Gender depictions in Snow Crash seem a lot less scary. The two main female characters, Y.T. and Juanita, are very different women, and like today’s women, show that you can either accept or reject the notions society gives you about what you should be. Y.T. is very much a product of her society; she sees nothing morally wrong with the way men look at her, or even with the fact that Raven desires and sleeps with a 15 year old girl. She is a girl of the street and goes to jail, breaks out, escapes mad taxi drivers, and makes deliveries as a Kourier, navigating the world of the franchises with ease because that is her world–she was born into it and she embraced it. Juanita, on the other hand, has rejected the traditions now present in franchised-LA. She is a true and devout Catholic when the Reverend Wayne’s Pearly Gates have turned Christianity into a franchised chain, complete with neon Elvises; and she is, in essence, her own person–working on Metaverse facial designs when no one else believed it would go anywhere, divorcing Da5id, despite his success, money, and power, and even discovering the Snow Crash plot–Juanita is her own person, thinking outside the box and using her knowledge and skills to save the world (if only “for a while”). I identify with both women–Juanita, strong, smart, independent, and Y.T., also strong, smart, and independent, but youthful, and headstrong where Juanita is wise and careful.
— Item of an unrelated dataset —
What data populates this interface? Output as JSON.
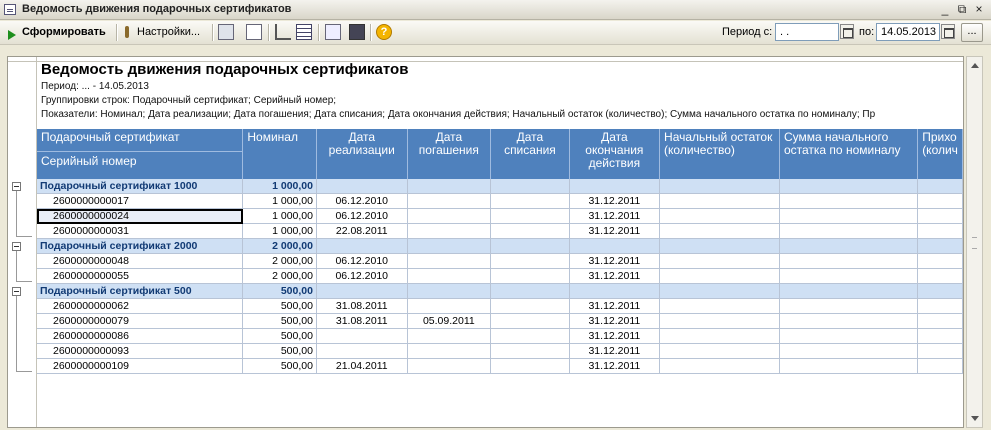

They’re very different people, at different times in their lives, with different backgrounds and responses to the world they live in, but parts of them fit my image of myself; I think everyone can agree that we feel both influenced by society (like Y.T.), but that we also reject parts of it and stand apart (like Juanita). And they show that in Snow Crash, there are many paths you can take, no matter your sex.